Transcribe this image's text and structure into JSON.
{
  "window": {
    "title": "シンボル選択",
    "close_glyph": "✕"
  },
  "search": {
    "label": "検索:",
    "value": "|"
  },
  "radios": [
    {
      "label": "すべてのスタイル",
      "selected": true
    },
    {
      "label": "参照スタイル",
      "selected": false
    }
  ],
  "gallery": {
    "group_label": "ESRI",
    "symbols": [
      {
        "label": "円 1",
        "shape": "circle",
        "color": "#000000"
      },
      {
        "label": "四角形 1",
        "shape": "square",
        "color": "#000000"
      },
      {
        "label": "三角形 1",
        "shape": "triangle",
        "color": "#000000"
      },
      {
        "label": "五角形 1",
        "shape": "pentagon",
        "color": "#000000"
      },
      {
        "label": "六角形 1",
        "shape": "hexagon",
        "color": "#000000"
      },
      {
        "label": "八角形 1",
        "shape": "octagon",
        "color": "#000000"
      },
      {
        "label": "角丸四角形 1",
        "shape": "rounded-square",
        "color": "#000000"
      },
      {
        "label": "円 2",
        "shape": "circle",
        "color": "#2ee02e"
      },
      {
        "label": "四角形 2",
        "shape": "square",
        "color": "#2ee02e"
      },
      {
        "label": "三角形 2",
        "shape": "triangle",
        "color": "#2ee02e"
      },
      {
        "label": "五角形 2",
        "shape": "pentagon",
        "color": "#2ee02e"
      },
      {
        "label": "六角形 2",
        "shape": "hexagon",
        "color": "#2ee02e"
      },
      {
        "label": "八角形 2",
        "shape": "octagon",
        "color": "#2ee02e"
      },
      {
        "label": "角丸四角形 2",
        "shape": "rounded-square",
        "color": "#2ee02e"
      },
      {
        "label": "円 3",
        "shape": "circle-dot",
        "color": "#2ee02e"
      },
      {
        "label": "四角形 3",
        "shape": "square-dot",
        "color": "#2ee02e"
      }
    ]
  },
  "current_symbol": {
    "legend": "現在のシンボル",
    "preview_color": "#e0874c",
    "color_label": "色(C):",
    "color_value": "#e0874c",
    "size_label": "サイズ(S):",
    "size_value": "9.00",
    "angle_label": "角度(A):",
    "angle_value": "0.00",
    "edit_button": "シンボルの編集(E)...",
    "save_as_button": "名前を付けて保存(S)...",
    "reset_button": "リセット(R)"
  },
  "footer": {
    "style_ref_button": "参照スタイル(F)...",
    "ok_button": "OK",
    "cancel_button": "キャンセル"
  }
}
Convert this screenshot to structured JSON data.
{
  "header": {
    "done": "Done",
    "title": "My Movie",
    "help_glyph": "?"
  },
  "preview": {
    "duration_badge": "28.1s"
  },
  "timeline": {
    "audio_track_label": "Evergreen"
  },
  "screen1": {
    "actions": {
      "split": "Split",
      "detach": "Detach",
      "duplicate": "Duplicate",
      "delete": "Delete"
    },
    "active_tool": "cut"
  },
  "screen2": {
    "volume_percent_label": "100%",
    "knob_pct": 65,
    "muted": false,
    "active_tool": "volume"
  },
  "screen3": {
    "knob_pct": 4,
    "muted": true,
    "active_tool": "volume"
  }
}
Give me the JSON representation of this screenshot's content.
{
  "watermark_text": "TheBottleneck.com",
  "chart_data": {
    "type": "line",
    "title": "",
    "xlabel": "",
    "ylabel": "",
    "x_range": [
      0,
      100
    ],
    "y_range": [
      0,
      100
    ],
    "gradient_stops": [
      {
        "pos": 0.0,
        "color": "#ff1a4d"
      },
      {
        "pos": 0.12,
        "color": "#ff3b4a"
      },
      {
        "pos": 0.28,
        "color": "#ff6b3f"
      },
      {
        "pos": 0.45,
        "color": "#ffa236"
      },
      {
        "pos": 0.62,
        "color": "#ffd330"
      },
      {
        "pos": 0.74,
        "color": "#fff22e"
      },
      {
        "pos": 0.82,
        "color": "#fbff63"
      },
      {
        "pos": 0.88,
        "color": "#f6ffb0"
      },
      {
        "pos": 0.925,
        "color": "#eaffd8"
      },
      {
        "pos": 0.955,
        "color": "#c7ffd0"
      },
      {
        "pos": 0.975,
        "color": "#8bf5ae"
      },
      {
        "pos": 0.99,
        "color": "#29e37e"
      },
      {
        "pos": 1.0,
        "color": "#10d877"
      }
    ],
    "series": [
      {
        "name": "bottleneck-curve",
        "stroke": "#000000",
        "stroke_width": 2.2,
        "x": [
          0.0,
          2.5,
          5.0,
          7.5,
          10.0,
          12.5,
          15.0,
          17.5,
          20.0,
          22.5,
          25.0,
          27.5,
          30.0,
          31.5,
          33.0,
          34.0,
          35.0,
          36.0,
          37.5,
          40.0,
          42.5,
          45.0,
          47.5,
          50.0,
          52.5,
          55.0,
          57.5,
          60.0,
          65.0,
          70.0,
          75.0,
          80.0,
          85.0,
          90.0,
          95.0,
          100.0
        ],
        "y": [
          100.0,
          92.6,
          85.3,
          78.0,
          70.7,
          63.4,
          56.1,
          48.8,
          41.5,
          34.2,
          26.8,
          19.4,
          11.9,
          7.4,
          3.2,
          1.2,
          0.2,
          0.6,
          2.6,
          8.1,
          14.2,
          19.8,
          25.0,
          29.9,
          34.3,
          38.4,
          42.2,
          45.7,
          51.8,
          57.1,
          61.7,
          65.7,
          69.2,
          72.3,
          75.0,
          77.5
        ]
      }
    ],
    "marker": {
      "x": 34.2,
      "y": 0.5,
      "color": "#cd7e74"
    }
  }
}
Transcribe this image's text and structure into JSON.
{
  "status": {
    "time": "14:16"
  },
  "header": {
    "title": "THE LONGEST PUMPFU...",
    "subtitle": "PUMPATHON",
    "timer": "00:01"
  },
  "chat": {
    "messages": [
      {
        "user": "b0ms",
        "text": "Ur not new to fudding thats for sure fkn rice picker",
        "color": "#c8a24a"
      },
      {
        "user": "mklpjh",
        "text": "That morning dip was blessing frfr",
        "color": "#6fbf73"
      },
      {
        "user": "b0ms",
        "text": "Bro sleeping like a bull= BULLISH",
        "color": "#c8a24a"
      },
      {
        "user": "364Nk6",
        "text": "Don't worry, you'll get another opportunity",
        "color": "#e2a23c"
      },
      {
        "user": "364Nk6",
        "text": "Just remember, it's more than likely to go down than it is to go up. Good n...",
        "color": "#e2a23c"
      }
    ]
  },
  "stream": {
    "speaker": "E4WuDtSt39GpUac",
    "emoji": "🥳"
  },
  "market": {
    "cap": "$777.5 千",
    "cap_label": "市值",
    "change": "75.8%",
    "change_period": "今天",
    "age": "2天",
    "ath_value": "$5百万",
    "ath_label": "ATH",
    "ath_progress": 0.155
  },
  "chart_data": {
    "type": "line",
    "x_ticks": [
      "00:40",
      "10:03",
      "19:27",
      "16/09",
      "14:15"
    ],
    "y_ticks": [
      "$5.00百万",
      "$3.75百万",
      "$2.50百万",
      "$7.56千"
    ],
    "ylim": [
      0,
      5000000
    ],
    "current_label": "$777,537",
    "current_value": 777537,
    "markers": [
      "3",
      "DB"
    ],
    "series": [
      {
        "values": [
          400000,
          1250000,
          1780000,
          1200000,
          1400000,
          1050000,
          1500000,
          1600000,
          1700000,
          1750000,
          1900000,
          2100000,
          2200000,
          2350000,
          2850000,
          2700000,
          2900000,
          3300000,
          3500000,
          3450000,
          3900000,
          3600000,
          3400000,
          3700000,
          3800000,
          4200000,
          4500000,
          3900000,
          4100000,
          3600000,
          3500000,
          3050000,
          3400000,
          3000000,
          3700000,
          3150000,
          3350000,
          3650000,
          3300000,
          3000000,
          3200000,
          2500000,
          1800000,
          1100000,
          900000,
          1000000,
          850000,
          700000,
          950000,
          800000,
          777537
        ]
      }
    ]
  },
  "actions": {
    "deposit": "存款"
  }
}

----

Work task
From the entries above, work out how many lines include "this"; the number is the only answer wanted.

Response to the task
4